Regardless of the media’s culpability, currently the media is not a trusted so... ... middle of paper ... ...vating a moral orientation through which to address climate change and the broader challenges facing America and the world. (Goldstein and Wapner, 2006) The Republican presidential contenders consider global warming as a hoax or, at best, make light of its importance. The most vocal denier is Rick Perry, the Texas governor and longtime friend of the oil industry, who claim that climate change is an unproven theory created by "a substantial number of scientists who have manipulated data so that they will have dollars rolling into their projects." Unfortunately, because of the economic downturn, addressing climate change has become less urgent for voters but that doesn’t mean that the issue is going away. The nation badly needs a candidate with a logical, disciplined national strategy.
The oil industry is making an immense profit. Oil companies that secured leases in 1998 and 1999 haven't been paying royalties, even though a bill signed in November of 1995 required royalties to be paid in proportion to the oil profit made. An example of a company profiting because of this is "West Texas Inte... ... middle of paper ... ...ational security. As voters, and future voters, we need to vote for candidates that understand the colossal importance of using renewable energy and offshore drilling to start a recovery of the economy and keep America as a power figure. It will cost billions of dollars for research and perfecting offshore drilling, but it is a long-term investment that will have an enormous payout.
Jefferson believed the creation of the National Bank was unconstitutional. In the article “Jefferson and the Louisiana Purchase” the author argues, “While it a National Bank was not expressly mentioned in the Constitution, Hamilton felt that the elastic clause (Art I., Sect. 8, Clause 18) gave the government the power to create such a body. Jefferson completely disagreed. He felt that all powers given to the National Government were enumerated.
King paints his speech with vivid " theme" words, quotations, and allusions leaving the listener with a striking and unifying message. It is 1963* and one of the most historic demonstrations for equality has just taken place. Martin Luther King Jr.'s setting is the memorial of the President who has defeated the Southern states and the issues of slavery once before. In the introduction, King effectively uses a play on words, "Five score years ago" to not only salute former President Lincoln's famous address and nod at the fact that one hundred years ago the blacks were promised to be free. He begins with a narration that reminds us of a "Great American" that signed the Emancipation Proclamation.
With the beginning of industrialization in the United States, business owners here have been looking to the federal government for a helping hand not only to bail them out of trouble but also just to boost their profits.
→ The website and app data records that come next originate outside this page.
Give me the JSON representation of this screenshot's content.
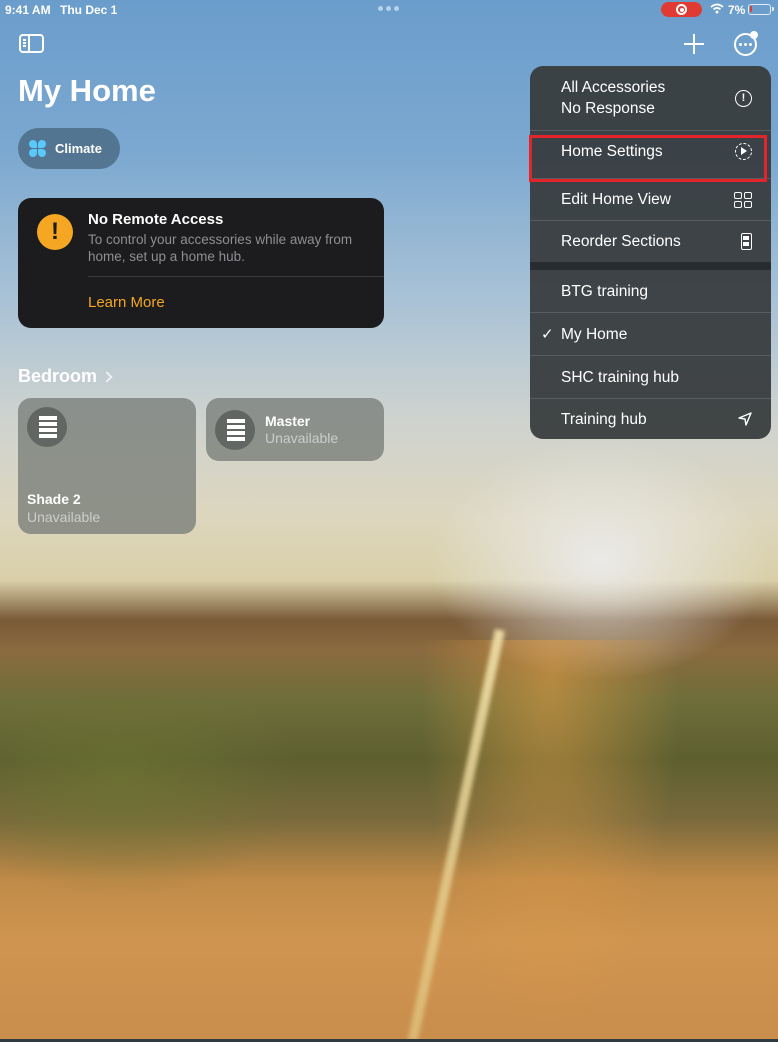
{
  "status_bar": {
    "time": "9:41 AM",
    "date": "Thu Dec 1",
    "battery_percent": "7%",
    "recording": true,
    "icons": [
      "multitask-dots",
      "record-indicator-icon",
      "wifi-icon",
      "battery-icon"
    ]
  },
  "toolbar": {
    "sidebar_toggle": "sidebar-toggle-icon",
    "add": "plus-icon",
    "more": "ellipsis-circle-icon"
  },
  "page": {
    "title": "My Home"
  },
  "chips": [
    {
      "label": "Climate",
      "icon": "fan-icon",
      "icon_color": "#5ac8fa"
    }
  ],
  "alert": {
    "icon": "exclamation-icon",
    "icon_color": "#f5a623",
    "title": "No Remote Access",
    "body": "To control your accessories while away from home, set up a home hub.",
    "link": "Learn More",
    "link_color": "#f5a623"
  },
  "rooms": [
    {
      "name": "Bedroom",
      "accessories": [
        {
          "name": "Shade 2",
          "status": "Unavailable",
          "icon": "window-shade-icon"
        },
        {
          "name": "Master",
          "status": "Unavailable",
          "icon": "window-shade-icon"
        }
      ]
    }
  ],
  "menu": {
    "items": [
      {
        "label_line1": "All Accessories",
        "label_line2": "No Response",
        "icon": "info-icon"
      },
      {
        "label": "Home Settings",
        "icon": "gear-icon",
        "highlighted": true
      },
      {
        "label": "Edit Home View",
        "icon": "grid-icon"
      },
      {
        "label": "Reorder Sections",
        "icon": "reorder-icon"
      }
    ],
    "homes": [
      {
        "label": "BTG training",
        "selected": false
      },
      {
        "label": "My Home",
        "selected": true
      },
      {
        "label": "SHC training hub",
        "selected": false
      },
      {
        "label": "Training hub",
        "selected": false,
        "icon": "location-arrow-icon"
      }
    ],
    "check_glyph": "✓",
    "highlight_color": "#e3242b"
  }
}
At a time when “children as young as nine and ten toiled 14-hour shifts” and “adolescent girls labored from six in the morning until midnight for three dollars a week”, the government has been in the business of helping the rich oppress workers by breaking up unions with federal troops (Parenti 64). World War I escalated the relationship between big business and the federal government. Defense and weapons contractors made vast amounts of profit from producing supplies for the war effort while the worker came home with very little. Instead of federal troops, courts were now being used to break up unions.